The end of the nineteenth century exhibits marked improvement in the means of alleviating suffering and for saving life. The sick and wounded in the last two wars have had furnished them life-saving appliances and means of transportation never dreamed of in former times. Public sentiment is so exercised in the matter of efficient attention to the needs of the sick and wounded in warfare that it is astonishing that people think or do so little in ordinary civil life in the matter of efficient first aid and comfortable transportation for the much larger number of persons who suffer injury on our railroads. The Interstate Commerce Commission shows that, in round numbers, there were 51,743 railroad casualties to persons in the year just ended. There were 7123 fatalities and 44,620 injuries. The total casualties to the British army in the war in South Africa, up to date, amount to about
ESTES WL. HOSPITAL CARS FOR RAILWAY SERVICE. JAMA. 1901;XXXVI(17):1179–1181. doi:10.1001/jama.1901.52470170025001h

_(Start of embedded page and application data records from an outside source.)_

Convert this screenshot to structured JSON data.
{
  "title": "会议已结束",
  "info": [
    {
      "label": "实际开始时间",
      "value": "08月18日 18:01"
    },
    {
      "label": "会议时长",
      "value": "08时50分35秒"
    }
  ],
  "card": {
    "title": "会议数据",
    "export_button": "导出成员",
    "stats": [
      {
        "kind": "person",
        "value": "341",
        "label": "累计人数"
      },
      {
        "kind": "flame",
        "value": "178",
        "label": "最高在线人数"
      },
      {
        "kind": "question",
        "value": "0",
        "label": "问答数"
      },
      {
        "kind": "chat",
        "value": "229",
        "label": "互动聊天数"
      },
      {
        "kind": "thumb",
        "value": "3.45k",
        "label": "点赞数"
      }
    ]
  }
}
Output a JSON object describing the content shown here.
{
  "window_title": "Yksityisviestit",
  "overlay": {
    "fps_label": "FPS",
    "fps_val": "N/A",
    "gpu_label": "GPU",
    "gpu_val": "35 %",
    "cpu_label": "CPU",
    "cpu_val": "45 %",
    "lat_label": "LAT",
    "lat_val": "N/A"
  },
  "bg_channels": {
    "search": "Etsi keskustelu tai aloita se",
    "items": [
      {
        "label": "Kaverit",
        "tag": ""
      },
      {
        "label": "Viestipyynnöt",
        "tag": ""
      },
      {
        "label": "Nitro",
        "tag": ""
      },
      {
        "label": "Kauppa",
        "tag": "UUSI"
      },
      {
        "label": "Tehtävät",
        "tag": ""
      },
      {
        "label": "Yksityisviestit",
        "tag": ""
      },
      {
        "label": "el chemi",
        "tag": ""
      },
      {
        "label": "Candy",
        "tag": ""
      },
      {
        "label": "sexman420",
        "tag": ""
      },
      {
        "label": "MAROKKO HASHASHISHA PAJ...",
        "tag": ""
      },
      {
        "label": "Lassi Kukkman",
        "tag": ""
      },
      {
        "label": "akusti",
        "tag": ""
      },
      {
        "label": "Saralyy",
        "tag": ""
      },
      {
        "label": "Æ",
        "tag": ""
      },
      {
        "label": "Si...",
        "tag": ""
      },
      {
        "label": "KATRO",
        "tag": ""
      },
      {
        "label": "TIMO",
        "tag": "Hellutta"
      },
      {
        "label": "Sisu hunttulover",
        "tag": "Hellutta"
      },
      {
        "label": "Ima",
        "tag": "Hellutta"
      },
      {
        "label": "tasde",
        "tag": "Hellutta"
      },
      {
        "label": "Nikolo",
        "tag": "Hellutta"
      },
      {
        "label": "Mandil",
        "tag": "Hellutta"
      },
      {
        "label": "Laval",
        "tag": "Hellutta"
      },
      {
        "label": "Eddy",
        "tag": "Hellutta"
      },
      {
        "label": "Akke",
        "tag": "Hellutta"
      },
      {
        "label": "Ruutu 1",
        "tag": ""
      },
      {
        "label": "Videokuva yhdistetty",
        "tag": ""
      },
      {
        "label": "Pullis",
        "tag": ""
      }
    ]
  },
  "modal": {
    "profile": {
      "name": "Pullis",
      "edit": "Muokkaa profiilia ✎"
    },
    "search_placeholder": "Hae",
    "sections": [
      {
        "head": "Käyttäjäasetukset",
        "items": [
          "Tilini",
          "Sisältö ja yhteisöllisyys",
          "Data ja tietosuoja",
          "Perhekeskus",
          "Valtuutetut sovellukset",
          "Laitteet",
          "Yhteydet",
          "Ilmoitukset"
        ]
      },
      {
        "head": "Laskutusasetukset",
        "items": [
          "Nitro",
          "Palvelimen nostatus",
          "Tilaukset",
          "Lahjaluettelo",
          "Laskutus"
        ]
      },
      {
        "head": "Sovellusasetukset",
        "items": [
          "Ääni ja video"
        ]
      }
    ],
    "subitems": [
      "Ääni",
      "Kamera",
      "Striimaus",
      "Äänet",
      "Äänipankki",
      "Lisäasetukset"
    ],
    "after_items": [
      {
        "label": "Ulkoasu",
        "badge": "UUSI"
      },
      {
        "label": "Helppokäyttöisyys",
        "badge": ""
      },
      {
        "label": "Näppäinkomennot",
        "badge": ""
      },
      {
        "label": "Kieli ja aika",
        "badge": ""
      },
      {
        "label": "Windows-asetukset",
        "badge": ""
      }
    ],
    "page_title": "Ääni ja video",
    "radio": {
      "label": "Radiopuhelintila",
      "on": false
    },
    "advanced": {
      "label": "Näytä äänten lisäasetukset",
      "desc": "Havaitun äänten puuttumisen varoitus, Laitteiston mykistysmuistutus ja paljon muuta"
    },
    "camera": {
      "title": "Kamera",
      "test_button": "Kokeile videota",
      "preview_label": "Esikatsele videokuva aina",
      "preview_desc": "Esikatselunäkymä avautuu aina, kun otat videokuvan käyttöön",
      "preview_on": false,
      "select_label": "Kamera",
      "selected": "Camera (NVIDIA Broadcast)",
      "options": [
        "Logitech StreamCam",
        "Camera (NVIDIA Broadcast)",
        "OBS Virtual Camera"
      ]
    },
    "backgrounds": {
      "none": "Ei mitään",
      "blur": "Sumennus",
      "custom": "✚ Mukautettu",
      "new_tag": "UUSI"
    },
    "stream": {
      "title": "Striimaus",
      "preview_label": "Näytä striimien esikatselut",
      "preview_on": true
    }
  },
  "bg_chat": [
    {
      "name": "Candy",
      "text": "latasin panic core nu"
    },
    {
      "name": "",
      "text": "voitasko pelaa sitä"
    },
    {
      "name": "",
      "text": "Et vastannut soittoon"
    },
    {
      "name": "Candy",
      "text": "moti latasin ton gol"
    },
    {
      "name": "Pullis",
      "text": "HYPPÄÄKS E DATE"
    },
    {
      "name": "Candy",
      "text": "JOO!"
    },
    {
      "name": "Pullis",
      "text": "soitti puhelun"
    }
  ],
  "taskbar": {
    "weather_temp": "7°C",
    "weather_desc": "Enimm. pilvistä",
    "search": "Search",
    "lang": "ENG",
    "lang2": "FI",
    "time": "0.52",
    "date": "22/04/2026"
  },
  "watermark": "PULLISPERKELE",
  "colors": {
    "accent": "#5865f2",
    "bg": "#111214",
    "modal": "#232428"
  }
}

Customize your JAMA Network experience by selecting one or more topics from the list below.
Create a personal account or sign in to: